Babbitt’s rebellion is personal, not political, lacking an ideological, an existential or even an intellectual basis. Looking over his teenage daughter’s books he finds Vachel Lindsay’s poetry “quite irregular” and Mencken’s essays “highly improper, making fun of the church and all the decencies.”

Babbitt unchained — Babbitt liberated — belongs to a type of businessman that held no interest, forty years later, for Tom Wolfe or William Hamilton, the cartoonist-about-town, whose subjects were the radical chic financiers of go-go Wall Street in the Sixties, Seventies and Eighties. American civilization had not got so far as that before, not even in the Roaring Twenties.
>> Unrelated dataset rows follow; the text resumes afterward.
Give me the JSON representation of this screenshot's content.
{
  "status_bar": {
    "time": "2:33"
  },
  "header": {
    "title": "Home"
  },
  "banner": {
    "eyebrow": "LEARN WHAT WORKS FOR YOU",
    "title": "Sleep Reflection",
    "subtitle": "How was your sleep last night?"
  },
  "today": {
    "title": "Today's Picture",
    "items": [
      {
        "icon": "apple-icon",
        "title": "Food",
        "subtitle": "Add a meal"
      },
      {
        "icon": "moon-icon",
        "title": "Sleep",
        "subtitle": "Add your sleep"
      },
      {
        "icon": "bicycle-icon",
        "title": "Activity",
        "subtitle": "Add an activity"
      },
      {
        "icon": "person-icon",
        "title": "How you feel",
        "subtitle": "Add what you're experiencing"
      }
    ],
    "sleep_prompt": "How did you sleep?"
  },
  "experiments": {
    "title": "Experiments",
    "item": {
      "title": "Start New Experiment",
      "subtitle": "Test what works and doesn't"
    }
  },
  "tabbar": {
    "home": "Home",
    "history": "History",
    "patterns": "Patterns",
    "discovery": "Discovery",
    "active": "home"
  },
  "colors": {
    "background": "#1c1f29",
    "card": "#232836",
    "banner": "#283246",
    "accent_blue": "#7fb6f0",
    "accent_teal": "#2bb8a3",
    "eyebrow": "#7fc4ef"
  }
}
Sinclair Lewis, like his literary mentor and supporter H.L.Mencken, was a product of the stolid American bourgeoisie; his father was a medical doctor in Sauk Centre, Minnesota. Despite Lewis’s savage depiction of his class, he never left it, though he tried to — unlike Mencken, a rebel only on the printed page, who otherwise lived a thoroughly conventional life. Lewis was frequently no better than an obnoxious drunk, assuming the role of the ignorant Midwestern hick it amused him to play in public, a parody of what he supposed sophisticated Easterners expected a small-town Minnesotan to be despite what his biographer Mark Schorer described as his life-long “notions of starched elegance.” What is notably missing from Babbitt, as from all Lewis’s novels, is a sense of mental, emotional, social and existential tension — a feeling of living at the edge of everything — that amounts to a kind of self-willed hysteria and is the dominating mood in America today. It is missing because it was absent from the 1920s, and even from the 1960s.

For a full century, George Follansbee Babbitt has been the stereotypical symbol of American provincialism, cultural ignorance and banality, anti-intellectualism and distrust of the imagination, and middle-class conformity for American intellectuals and, indeed, for sophisticates the world over. A revisionist reading of Babbitt in 2022 suggests that there are worse things in this world than social conformity, intellectual skepticism and a cynical view of intellectuals, and of bourgeois society as a whole. As the 1920s were the decade of “normalcy,” so the 2020s are becoming the decade of rapidly spreading anarchy. Between 1920 and 1929 many unpleasant and lasting institutions were introduced into American society and American life, but many of them were hardly the worst. Many worse ones — by far — have been introduced since then. Babbitt would be horrified but perhaps unsurprised.

This article was originally published in The Spectator’s June 2022 World edition.